Waldingfield Farm 

We sat down with Patrick Horan of Waldingfield Farm in Washington, CT.  Find their stand every week at the Wooster Square Farmers’ Market! 

1. How did you first get into farming?
My older brother started the vegetable operation in 1990. My twin and I were freshman at college and joined up with him during the first couple of summers. It was a old dairy farm that had basically become a summer home for our grandparents. It was last active in 1934, though the fields were leased out to the neighboring farmers.

2. What’s unique about your farm?
We were among the earliest farms in New England to grow large amounts of heirloom tomatoes. Back in the mid to late 90s we were the biggest by far. Today, we are still a big tomato operation but far more diversified.

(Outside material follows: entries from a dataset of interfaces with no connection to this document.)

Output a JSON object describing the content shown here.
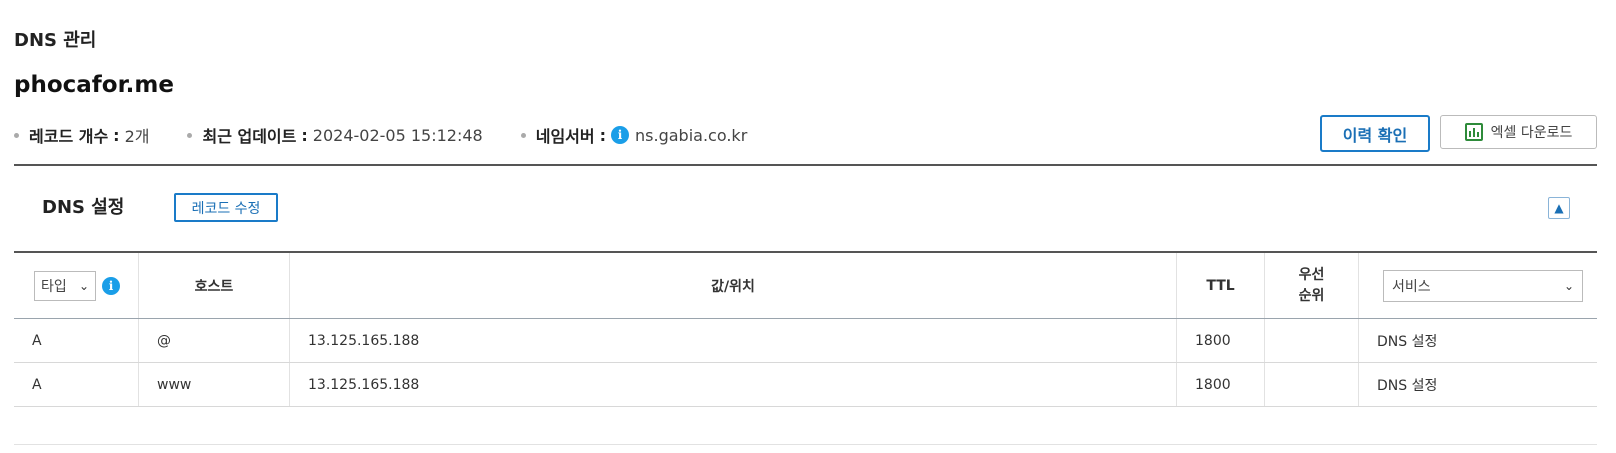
{
  "page": {
    "section_label": "DNS 관리",
    "domain": "phocafor.me"
  },
  "meta": {
    "record_count": {
      "label": "레코드 개수",
      "value": "2개"
    },
    "last_update": {
      "label": "최근 업데이트",
      "value": "2024-02-05 15:12:48"
    },
    "nameserver": {
      "label": "네임서버",
      "value": "ns.gabia.co.kr"
    }
  },
  "actions": {
    "history_label": "이력 확인",
    "excel_label": "엑셀 다운로드"
  },
  "dns_settings": {
    "title": "DNS 설정",
    "edit_label": "레코드 수정",
    "collapse_icon": "chevron-up-icon"
  },
  "table": {
    "type_filter": "타입",
    "columns": {
      "host": "호스트",
      "value": "값/위치",
      "ttl": "TTL",
      "priority_line1": "우선",
      "priority_line2": "순위"
    },
    "service_filter": "서비스",
    "rows": [
      {
        "type": "A",
        "host": "@",
        "value": "13.125.165.188",
        "ttl": "1800",
        "priority": "",
        "service": "DNS 설정"
      },
      {
        "type": "A",
        "host": "www",
        "value": "13.125.165.188",
        "ttl": "1800",
        "priority": "",
        "service": "DNS 설정"
      }
    ]
  },
  "colors": {
    "accent": "#1a7bc8",
    "info": "#1a9ee8",
    "excel": "#2e8b3a"
  }
}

3. What’s the story behind your farm’s name?
Our great-grandfather said it reminded him of our ancestral lands, little Waldingfield in Suffolk, England. Today it is on the CT Registry of important historic farms, called the Smith Homestead. Our mother is a Smith and her grandfather purchased it from his cousin. Basically it’s been Smiths on the land since the 1730’s.

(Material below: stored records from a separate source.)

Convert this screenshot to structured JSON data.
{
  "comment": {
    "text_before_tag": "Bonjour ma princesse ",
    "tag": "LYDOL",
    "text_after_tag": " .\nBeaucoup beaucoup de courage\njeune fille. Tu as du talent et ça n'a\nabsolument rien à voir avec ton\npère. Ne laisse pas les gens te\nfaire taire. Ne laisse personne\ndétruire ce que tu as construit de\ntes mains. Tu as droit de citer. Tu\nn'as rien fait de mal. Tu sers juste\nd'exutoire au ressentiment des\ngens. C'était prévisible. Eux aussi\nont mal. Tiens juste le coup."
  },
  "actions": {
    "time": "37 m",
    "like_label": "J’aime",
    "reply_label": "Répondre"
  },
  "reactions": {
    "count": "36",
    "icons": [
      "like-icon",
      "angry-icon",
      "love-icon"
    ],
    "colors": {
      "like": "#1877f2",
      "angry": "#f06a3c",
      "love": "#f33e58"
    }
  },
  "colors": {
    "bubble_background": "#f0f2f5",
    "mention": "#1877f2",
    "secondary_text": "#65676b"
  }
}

4. Tell me about your growing practices.
We are a certified organic farm and have been certified for the past 27 years. We use no synthetic inputs and our farm is inspected yearly to ensure we are complying. Rotation, diversification, and soil management are the keys to our success as growers.

5. What is your favorite recipe/favorite product?
We make a mean bloody mary that I am partial to…but there are so many! Kale pesto, perhaps!

6. What’s one thing you want everyone to know about your farm?
That we bring to our work a commitment to the land, to our community and to making sustainable farming work in our state. And we’re nice guys!

7. What do you like to do when you have spare time?
What is spare time? Hahaha…Seriously – we spend time with friends and family, go out on the lake, play tennis in summer, skate hockey in the winter. Normal CT stuff.

8. What are the best and hardest things about being in this industry?
The best part is the sheer joy of bringing in a harvest. To see a seed turn into something is a marvel to behold. The hard part is just about everything else. For some reason our culture has been slow to embrace the idea that working the land is a good thing. We spent a long time trying to escape the land to earn a living in other ways that were perceived as “easier.” The thing is, the life of a farm has in many ways a superior purpose to the life of the office. Perhaps it’s spiritual, perhaps not, but it’s obviously a choice.  And for me and the crew who work on the farm — it is our passion.
Discover more about Waldingfield Farm on their website or like their Facebook page.